→ **Your goal**: Every entry must be echoed exactly.

→ **Dataset entries**:
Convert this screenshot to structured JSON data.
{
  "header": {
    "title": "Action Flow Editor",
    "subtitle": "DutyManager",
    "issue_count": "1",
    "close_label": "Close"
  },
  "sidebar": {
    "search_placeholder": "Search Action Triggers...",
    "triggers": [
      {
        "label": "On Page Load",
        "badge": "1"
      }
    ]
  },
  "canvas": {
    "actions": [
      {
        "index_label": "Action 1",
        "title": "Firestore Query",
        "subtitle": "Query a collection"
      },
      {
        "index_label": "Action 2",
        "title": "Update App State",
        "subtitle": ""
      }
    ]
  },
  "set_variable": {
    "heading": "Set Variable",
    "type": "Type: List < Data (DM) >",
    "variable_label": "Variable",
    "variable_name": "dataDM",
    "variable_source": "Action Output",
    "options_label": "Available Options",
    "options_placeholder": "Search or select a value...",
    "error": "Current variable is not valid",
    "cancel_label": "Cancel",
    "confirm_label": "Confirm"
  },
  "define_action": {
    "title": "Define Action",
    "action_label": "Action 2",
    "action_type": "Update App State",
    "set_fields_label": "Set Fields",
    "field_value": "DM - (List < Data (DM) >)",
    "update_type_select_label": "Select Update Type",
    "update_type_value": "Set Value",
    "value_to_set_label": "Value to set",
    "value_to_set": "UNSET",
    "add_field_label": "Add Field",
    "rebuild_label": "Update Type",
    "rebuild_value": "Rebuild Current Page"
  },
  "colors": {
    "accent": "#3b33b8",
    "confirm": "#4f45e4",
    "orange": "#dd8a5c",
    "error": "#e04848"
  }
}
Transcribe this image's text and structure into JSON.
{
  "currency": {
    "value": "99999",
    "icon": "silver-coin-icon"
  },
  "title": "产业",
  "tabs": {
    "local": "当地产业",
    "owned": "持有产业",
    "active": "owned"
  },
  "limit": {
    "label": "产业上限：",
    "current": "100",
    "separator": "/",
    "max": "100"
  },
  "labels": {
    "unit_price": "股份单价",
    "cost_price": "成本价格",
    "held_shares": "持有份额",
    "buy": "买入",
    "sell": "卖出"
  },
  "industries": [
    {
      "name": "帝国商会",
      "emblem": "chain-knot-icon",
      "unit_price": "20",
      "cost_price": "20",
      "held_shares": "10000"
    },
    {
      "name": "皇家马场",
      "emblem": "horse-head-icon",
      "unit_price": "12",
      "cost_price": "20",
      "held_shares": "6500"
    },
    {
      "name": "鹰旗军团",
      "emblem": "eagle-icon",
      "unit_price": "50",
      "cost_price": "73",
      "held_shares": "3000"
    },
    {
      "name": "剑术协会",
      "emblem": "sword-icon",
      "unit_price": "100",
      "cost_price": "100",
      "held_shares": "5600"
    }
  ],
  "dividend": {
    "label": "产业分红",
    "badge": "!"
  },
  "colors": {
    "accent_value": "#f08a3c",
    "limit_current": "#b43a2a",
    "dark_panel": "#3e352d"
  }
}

→ **The completed task**:
Convert this screenshot to structured JSON data.
{
  "header": {
    "title": "Action Flow Editor",
    "subtitle": "DutyManager",
    "issue_count": "1",
    "close_label": "Close"
  },
  "sidebar": {
    "search_placeholder": "Search Action Triggers...",
    "triggers": [
      {
        "label": "On Page Load",
        "badge": "1"
      }
    ]
  },
  "canvas": {
    "actions": [
      {
        "index_label": "Action 1",
        "title": "Firestore Query",
        "subtitle": "Query a collection"
      },
      {
        "index_label": "Action 2",
        "title": "Update App State",
        "subtitle": ""
      }
    ]
  },
  "set_variable": {
    "heading": "Set Variable",
    "type": "Type: List < Data (DM) >",
    "variable_label": "Variable",
    "variable_name": "dataDM",
    "variable_source": "Action Output",
    "options_label": "Available Options",
    "options_placeholder": "Search or select a value...",
    "error": "Current variable is not valid",
    "cancel_label": "Cancel",
    "confirm_label": "Confirm"
  },
  "define_action": {
    "title": "Define Action",
    "action_label": "Action 2",
    "action_type": "Update App State",
    "set_fields_label": "Set Fields",
    "field_value": "DM - (List < Data (DM) >)",
    "update_type_select_label": "Select Update Type",
    "update_type_value": "Set Value",
    "value_to_set_label": "Value to set",
    "value_to_set": "UNSET",
    "add_field_label": "Add Field",
    "rebuild_label": "Update Type",
    "rebuild_value": "Rebuild Current Page"
  },
  "colors": {
    "accent": "#3b33b8",
    "confirm": "#4f45e4",
    "orange": "#dd8a5c",
    "error": "#e04848"
  }
}
Transcribe this image's text and structure into JSON.
{
  "currency": {
    "value": "99999",
    "icon": "silver-coin-icon"
  },
  "title": "产业",
  "tabs": {
    "local": "当地产业",
    "owned": "持有产业",
    "active": "owned"
  },
  "limit": {
    "label": "产业上限：",
    "current": "100",
    "separator": "/",
    "max": "100"
  },
  "labels": {
    "unit_price": "股份单价",
    "cost_price": "成本价格",
    "held_shares": "持有份额",
    "buy": "买入",
    "sell": "卖出"
  },
  "industries": [
    {
      "name": "帝国商会",
      "emblem": "chain-knot-icon",
      "unit_price": "20",
      "cost_price": "20",
      "held_shares": "10000"
    },
    {
      "name": "皇家马场",
      "emblem": "horse-head-icon",
      "unit_price": "12",
      "cost_price": "20",
      "held_shares": "6500"
    },
    {
      "name": "鹰旗军团",
      "emblem": "eagle-icon",
      "unit_price": "50",
      "cost_price": "73",
      "held_shares": "3000"
    },
    {
      "name": "剑术协会",
      "emblem": "sword-icon",
      "unit_price": "100",
      "cost_price": "100",
      "held_shares": "5600"
    }
  ],
  "dividend": {
    "label": "产业分红",
    "badge": "!"
  },
  "colors": {
    "accent_value": "#f08a3c",
    "limit_current": "#b43a2a",
    "dark_panel": "#3e352d"
  }
}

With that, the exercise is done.